Notes on Efficiency

A quick discussion about efficiency with merge and partial-merge.

Having a stack of operands can be more efficient. For instance, in a string-append example (assuming NO partial-merge), providing the user with a stacked set of string operands to append allows the user to amortize the cost of constructing the final string. For example, if I am given a list of 1000 small strings that I need to append, I can use these strings to compute the final size of the string, reserve/allocate space for this result, and then proceed and copy all of the data into the newly allocated memory array. Instead, if I were forced to always partial merge, the system would have to perform the order of 1000 reallocations, once per string operand, each a relatively large size, and the number of bytes having to be allocated in total might be extremely large. In most use-cases this is probably not an issue; and in our benchmarking we found that it really only mattered on a largely in-memory database with hot-keys, but this is something to consider for “growing data”. In any case, we provide the user with a choice nonetheless.

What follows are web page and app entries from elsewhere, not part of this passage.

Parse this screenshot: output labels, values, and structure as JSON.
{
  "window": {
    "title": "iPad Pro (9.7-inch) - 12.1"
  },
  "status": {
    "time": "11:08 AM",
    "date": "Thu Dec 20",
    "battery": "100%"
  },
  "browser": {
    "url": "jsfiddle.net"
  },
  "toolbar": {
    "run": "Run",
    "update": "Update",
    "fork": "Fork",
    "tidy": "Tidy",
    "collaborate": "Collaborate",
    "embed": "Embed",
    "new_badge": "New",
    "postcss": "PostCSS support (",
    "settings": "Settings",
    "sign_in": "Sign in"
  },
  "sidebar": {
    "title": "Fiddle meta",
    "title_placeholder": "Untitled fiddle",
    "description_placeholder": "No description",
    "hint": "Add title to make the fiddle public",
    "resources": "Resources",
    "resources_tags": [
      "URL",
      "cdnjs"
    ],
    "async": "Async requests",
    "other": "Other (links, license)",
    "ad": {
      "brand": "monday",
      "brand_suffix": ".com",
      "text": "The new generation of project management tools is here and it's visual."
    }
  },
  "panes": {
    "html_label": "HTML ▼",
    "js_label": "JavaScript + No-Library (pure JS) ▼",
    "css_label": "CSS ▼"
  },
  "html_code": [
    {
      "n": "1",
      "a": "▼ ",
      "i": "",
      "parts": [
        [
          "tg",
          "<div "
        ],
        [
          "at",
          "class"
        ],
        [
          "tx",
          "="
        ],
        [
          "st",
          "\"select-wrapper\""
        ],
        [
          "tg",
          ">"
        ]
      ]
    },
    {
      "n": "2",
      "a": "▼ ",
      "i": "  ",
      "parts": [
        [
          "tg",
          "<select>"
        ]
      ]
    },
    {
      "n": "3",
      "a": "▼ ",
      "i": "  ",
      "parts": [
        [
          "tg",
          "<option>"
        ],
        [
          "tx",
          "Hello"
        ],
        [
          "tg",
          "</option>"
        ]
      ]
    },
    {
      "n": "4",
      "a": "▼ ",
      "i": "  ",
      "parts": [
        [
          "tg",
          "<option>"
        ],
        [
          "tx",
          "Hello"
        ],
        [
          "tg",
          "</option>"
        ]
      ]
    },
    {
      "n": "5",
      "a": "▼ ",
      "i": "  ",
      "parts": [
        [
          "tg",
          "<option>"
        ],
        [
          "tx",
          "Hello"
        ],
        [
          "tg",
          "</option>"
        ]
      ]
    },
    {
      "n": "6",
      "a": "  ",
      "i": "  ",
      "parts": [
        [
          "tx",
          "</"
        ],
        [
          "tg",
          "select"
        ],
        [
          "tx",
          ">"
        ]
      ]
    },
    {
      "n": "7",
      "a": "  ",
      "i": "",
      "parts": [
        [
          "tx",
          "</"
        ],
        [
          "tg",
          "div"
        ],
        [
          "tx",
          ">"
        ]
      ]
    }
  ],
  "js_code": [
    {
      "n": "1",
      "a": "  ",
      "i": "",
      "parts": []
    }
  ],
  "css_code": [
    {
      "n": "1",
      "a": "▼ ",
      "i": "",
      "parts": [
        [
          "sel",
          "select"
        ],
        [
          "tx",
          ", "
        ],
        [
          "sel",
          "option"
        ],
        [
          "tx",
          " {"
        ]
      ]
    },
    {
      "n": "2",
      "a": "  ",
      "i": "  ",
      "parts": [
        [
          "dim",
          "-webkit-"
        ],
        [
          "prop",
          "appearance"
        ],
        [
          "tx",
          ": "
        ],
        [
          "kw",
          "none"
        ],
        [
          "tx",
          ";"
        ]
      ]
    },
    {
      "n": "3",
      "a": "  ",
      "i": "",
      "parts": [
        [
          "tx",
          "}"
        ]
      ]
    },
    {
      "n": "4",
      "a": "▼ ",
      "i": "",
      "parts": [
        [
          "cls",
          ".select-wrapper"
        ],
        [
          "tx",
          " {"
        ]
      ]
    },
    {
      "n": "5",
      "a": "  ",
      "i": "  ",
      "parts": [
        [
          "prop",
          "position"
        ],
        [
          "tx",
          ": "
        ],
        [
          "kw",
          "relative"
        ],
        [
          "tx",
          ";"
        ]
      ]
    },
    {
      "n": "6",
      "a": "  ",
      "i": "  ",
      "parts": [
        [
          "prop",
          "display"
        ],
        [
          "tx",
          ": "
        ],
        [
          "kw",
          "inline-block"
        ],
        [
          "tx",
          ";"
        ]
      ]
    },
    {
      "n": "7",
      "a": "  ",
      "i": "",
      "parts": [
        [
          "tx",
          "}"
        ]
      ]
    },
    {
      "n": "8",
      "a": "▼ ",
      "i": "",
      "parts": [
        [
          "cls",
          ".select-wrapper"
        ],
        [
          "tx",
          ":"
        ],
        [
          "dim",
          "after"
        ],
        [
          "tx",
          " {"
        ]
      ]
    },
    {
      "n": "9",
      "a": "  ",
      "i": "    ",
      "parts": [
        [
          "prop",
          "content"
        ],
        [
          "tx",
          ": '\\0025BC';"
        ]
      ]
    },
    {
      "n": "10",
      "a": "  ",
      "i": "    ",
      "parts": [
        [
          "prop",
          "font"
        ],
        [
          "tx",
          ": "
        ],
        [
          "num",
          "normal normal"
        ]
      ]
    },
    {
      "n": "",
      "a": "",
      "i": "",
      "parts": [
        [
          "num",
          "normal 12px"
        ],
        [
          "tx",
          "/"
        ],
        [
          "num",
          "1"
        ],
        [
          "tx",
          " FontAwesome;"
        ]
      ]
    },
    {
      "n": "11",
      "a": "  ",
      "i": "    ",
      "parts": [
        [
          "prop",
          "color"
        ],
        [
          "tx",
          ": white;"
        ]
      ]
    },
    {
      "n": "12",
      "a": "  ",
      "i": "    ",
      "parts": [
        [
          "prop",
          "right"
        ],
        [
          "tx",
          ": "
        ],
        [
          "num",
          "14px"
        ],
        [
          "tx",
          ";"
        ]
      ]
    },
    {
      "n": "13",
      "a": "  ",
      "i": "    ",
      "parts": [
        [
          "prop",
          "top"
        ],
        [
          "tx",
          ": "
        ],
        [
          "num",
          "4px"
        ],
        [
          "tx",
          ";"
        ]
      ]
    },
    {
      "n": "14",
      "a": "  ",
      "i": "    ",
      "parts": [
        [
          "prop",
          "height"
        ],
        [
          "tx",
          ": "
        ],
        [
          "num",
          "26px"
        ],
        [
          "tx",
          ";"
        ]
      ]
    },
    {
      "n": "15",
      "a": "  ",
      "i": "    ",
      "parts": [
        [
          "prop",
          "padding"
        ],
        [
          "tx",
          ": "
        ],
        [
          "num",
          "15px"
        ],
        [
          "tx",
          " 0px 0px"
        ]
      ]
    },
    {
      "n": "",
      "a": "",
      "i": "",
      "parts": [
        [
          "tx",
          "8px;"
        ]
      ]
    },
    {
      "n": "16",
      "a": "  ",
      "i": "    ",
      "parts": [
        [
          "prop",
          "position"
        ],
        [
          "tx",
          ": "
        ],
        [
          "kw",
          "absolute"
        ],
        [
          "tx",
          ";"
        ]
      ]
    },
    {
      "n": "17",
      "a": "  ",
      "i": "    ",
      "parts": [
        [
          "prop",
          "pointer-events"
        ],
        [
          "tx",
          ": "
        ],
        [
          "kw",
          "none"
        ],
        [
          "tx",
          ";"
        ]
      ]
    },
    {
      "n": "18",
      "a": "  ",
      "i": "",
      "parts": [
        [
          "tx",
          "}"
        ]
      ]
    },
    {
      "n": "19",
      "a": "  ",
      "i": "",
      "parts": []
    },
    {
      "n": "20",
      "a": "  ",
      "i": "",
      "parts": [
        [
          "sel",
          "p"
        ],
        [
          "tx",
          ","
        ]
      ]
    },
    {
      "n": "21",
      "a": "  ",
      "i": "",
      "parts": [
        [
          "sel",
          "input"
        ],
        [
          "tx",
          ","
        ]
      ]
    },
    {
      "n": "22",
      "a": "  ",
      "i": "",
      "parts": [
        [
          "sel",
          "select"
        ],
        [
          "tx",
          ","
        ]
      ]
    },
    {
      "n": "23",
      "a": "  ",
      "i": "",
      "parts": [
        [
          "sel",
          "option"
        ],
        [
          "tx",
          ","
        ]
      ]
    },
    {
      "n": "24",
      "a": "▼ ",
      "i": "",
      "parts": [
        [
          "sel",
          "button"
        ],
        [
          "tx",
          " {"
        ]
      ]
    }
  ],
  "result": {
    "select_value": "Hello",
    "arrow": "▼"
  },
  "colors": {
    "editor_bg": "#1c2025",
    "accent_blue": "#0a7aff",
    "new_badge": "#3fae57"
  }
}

The key point to take away from this is that there are cases where having a stack of operands (rather than a single operand) provides an asymptotic increase in the overall efficiency of the operations. For example, in the string-append operator above, the merge-operator can theoretically make the string append operation an amortized O(N)-time operation (where N is the size of the final string after all operations), whereas without a stack, we can have an O(N^2) time operation.

For more information, contact the rocksdb team. Or see the RocksDB wiki page.